Sellers should be careful to avoid intellectual property infringement, as protected by the VeRO program. While it is true that all sellers have to adhere to VeRO policies, they can be easier to forget when selling intangible items.
The second biggest issue is that of seller protection. eBay categorically does not provide any kind of seller protection for services, digital products or intangible goods.
The situation on PayPal is similar, with services, digital products and intangible items also being specifically excluded from their Seller Protection program.
Simply put, if you sell something that is considered to be a service, digital product or intangible and the transaction goes wrong, eBay will not help. If the payment is processed through PayPal, there is also no chance for assistance there either.
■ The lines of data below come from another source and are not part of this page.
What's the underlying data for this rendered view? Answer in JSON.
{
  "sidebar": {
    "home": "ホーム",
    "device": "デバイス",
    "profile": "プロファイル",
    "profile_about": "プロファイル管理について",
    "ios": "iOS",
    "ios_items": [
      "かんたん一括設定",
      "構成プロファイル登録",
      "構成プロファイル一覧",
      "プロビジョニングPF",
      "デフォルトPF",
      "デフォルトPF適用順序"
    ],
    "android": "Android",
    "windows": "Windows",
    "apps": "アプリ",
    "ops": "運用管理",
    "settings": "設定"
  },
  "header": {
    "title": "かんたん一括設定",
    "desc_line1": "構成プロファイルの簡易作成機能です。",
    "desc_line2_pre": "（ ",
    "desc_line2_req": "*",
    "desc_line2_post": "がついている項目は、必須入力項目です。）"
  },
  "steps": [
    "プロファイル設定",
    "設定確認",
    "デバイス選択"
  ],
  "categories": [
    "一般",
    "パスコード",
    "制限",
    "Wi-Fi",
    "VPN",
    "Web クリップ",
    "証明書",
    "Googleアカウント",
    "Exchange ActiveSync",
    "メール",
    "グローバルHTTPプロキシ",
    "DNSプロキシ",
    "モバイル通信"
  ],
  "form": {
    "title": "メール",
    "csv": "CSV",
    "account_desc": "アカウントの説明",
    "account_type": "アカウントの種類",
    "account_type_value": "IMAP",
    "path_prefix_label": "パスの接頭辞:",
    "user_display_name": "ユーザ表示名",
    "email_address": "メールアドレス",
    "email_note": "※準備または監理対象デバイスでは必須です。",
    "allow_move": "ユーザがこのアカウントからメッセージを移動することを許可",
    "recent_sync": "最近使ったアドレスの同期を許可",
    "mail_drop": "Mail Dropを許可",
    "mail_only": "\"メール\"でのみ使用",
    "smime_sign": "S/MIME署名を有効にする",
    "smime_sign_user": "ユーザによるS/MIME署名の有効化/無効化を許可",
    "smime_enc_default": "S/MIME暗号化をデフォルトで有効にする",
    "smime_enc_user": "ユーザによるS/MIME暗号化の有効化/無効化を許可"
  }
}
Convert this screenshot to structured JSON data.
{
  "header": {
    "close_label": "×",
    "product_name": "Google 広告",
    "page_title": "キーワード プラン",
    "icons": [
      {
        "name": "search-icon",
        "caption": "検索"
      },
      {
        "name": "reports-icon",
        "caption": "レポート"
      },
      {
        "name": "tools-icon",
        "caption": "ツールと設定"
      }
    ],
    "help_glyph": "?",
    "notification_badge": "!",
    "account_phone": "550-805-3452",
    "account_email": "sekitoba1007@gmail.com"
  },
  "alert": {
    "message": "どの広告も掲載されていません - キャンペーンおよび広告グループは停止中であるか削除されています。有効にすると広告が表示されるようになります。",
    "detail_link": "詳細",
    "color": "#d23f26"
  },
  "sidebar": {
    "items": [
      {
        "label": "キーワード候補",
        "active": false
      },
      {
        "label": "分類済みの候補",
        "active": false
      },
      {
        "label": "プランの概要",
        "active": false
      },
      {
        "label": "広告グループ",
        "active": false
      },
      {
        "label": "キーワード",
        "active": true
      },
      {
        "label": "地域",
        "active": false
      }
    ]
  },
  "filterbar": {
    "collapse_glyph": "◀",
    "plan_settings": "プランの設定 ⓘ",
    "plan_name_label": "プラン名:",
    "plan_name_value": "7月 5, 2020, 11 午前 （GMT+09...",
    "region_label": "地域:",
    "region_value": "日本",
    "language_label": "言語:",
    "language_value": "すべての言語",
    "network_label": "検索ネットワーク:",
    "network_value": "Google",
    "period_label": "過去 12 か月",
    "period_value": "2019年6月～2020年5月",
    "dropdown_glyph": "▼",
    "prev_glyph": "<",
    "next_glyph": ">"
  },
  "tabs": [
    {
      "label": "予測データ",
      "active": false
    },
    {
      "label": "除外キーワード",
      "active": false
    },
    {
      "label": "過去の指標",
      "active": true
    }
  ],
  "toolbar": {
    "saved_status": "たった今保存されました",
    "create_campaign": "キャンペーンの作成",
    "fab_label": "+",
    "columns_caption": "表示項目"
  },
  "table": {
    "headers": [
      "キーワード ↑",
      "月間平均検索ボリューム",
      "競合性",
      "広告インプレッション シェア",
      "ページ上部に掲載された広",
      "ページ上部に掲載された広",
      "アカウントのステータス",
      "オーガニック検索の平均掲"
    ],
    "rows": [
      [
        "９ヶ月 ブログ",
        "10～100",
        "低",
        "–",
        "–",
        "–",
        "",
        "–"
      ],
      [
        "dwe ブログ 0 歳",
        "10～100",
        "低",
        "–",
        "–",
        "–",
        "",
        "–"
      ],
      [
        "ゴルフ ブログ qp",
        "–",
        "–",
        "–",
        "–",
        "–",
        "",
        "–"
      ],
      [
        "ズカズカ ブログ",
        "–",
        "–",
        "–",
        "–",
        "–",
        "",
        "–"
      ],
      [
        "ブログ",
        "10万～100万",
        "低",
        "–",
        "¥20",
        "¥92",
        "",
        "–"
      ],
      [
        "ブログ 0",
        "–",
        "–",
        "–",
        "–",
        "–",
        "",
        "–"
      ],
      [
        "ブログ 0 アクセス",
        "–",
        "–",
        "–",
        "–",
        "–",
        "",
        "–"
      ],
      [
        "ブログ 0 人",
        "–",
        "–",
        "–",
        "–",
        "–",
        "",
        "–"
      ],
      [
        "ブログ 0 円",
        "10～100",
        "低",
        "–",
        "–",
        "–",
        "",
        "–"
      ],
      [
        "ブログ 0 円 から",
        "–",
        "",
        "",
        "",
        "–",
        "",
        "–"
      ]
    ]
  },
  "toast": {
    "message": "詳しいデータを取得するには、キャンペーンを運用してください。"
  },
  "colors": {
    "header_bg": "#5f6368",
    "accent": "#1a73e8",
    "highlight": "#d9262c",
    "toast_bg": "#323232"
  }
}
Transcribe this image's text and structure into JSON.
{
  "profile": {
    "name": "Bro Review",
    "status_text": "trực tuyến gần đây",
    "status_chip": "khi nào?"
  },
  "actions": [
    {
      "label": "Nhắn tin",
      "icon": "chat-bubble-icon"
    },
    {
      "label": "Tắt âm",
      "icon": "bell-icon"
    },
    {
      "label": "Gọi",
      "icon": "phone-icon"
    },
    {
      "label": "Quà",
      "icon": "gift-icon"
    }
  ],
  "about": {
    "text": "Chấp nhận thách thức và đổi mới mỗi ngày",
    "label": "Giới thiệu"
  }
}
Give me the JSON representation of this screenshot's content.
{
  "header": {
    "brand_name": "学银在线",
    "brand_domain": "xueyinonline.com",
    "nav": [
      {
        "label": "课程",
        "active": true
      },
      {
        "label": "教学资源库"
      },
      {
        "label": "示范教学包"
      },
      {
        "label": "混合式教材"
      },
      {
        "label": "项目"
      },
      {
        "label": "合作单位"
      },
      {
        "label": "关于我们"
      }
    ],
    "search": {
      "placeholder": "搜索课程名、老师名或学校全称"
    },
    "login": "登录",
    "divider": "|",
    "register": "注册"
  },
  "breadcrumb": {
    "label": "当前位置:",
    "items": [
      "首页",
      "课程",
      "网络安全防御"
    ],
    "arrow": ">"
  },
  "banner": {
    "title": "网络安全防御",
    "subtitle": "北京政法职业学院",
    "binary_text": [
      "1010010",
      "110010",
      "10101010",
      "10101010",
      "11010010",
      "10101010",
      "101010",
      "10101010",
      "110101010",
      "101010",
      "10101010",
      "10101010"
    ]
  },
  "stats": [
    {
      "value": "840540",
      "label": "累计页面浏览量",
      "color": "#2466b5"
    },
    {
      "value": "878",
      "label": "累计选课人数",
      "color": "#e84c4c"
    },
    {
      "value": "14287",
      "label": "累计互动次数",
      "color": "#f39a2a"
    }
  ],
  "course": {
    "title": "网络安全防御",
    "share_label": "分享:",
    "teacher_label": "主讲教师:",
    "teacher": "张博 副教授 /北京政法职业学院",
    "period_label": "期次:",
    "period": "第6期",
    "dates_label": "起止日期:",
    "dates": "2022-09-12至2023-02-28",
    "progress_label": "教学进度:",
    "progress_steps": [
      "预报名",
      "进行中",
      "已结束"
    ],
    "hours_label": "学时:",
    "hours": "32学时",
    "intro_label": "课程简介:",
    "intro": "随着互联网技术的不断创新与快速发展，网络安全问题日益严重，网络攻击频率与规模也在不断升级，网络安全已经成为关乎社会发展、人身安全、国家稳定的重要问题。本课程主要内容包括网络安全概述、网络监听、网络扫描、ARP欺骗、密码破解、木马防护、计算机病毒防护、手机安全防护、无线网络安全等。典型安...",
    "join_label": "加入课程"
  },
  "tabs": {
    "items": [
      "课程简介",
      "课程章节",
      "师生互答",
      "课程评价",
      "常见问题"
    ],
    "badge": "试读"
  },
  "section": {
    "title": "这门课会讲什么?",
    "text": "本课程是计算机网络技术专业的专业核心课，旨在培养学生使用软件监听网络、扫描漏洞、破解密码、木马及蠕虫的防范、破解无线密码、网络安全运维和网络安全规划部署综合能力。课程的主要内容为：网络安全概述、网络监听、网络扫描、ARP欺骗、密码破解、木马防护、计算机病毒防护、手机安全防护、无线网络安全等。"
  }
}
Keep in mind that selling intangible items can come with unique challenges. Listing creation, for example, usually focuses on item specifics and photographs. The eBay Feedback and seller performance system were both created with physical items in mind.
Buyer expectations and experience
The third issue relates to buyers. Selling intangible goods and services can be a difficult prospect even in traditional retail marketplaces. Buyers are, however, more familiar with buying these kinds of products offline.
In addition, eBay is known best for being an online marketplace for second hand goods. While there is an ongoing marketing program to encourage buyers to think of eBay when buying new products too, this does not highlight services and intangible items.
Like sellers, buyers are also not protected when buying intangible items on eBay. The Money Back Guarantee specifically excludes items in certain categories, which includes services, intangible goods and digital content.
These factors could be a crucial barrier for sellers attempting to sell these kind of items on eBay.
Is it worth selling intangible goods and services on eBay?
Based on the lack of protection if something goes wrong, most experienced eBay sellers would say no to this question. Selling intangible goods online is already somewhat risky but this danger is elevated when using a platform that is not designed for it.
Primarily known and used to sell tangible items, eBay is not the ideal online marketplace for selling services and nonphysical products. In addition to the problem of buyers not accustomed to such items being sold, there is no protection for sellers if something goes wrong.
For some people, however, the billion dollar marketplace that eBay provides is too lucrative to set aside. In this case, the seller should tread carefully, consider low priced items only and be prepared to pivot their marketing plan if needed.
Do you sell any intangible items on eBay? Tell us about your business in the comments below